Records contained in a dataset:
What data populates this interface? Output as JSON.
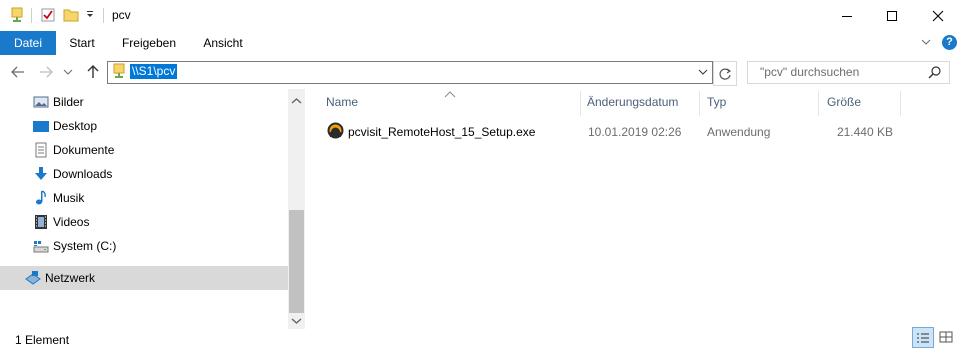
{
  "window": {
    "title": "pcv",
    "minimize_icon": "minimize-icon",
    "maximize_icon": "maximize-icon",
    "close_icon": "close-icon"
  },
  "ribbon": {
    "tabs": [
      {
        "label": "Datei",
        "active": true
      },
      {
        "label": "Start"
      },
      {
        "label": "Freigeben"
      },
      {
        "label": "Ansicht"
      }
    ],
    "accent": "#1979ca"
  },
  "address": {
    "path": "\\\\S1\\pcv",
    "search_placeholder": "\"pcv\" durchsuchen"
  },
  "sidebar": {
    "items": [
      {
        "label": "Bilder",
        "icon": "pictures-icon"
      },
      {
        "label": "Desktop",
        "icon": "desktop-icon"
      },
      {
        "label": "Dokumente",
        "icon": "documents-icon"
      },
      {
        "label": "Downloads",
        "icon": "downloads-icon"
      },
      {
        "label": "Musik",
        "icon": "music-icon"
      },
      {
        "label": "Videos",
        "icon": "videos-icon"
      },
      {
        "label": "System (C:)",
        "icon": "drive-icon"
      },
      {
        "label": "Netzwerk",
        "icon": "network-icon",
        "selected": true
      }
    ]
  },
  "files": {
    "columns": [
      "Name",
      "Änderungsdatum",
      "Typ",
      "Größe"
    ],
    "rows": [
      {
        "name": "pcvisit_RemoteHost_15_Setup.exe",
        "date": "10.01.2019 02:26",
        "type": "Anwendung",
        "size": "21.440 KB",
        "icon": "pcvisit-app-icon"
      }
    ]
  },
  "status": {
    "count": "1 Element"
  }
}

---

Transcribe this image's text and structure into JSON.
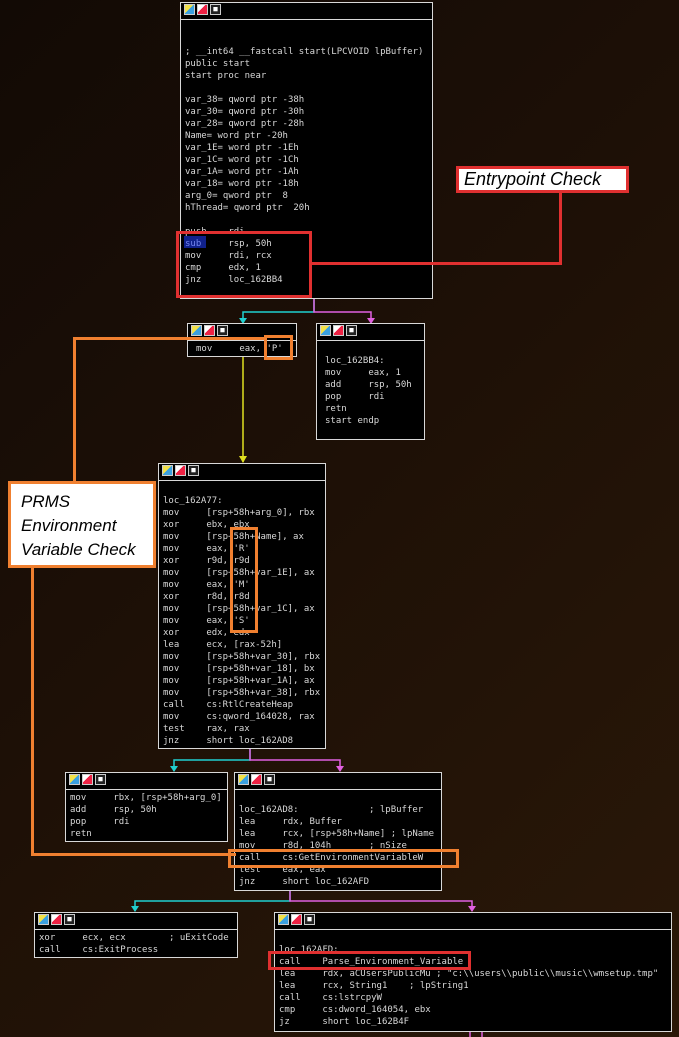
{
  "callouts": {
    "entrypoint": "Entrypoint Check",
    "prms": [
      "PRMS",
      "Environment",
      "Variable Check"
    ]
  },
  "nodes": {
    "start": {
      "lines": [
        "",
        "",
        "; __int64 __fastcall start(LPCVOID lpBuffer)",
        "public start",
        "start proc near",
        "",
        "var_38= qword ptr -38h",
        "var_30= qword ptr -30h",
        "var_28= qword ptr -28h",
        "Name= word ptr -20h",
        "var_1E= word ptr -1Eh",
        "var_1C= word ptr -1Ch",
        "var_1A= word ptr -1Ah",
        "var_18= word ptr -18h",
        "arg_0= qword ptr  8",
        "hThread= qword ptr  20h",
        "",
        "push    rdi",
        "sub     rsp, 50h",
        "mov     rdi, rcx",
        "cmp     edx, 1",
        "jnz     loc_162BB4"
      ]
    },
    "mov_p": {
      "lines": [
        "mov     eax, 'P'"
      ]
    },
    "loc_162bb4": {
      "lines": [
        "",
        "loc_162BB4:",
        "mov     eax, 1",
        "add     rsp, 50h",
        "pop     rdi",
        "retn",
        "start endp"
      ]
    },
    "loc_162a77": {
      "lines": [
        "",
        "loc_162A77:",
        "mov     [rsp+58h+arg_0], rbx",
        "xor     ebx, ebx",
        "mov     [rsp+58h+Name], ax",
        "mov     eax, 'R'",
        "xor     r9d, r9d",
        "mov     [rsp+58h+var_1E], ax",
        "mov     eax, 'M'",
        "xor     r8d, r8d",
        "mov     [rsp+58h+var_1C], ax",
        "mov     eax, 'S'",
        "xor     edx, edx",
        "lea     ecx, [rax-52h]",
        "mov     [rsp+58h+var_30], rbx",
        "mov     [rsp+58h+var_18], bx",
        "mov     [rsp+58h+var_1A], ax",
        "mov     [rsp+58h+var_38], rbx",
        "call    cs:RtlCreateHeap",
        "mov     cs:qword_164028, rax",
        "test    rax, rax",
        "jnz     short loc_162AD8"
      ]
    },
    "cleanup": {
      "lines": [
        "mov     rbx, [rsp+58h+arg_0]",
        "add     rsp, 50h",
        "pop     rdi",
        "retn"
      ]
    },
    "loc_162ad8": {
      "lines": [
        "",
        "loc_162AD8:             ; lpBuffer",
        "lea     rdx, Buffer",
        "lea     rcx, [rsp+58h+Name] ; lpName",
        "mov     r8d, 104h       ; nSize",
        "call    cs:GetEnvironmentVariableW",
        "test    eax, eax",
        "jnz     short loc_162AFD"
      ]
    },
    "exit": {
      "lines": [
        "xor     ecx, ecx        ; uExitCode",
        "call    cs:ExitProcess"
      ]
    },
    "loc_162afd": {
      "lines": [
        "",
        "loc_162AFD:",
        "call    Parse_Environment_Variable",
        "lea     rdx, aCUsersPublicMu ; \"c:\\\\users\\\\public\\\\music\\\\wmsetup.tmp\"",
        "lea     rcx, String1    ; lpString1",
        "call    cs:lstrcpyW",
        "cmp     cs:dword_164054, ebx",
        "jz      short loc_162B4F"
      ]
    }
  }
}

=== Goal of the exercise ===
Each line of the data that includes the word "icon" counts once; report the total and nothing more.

=== Solution to this problem ===
12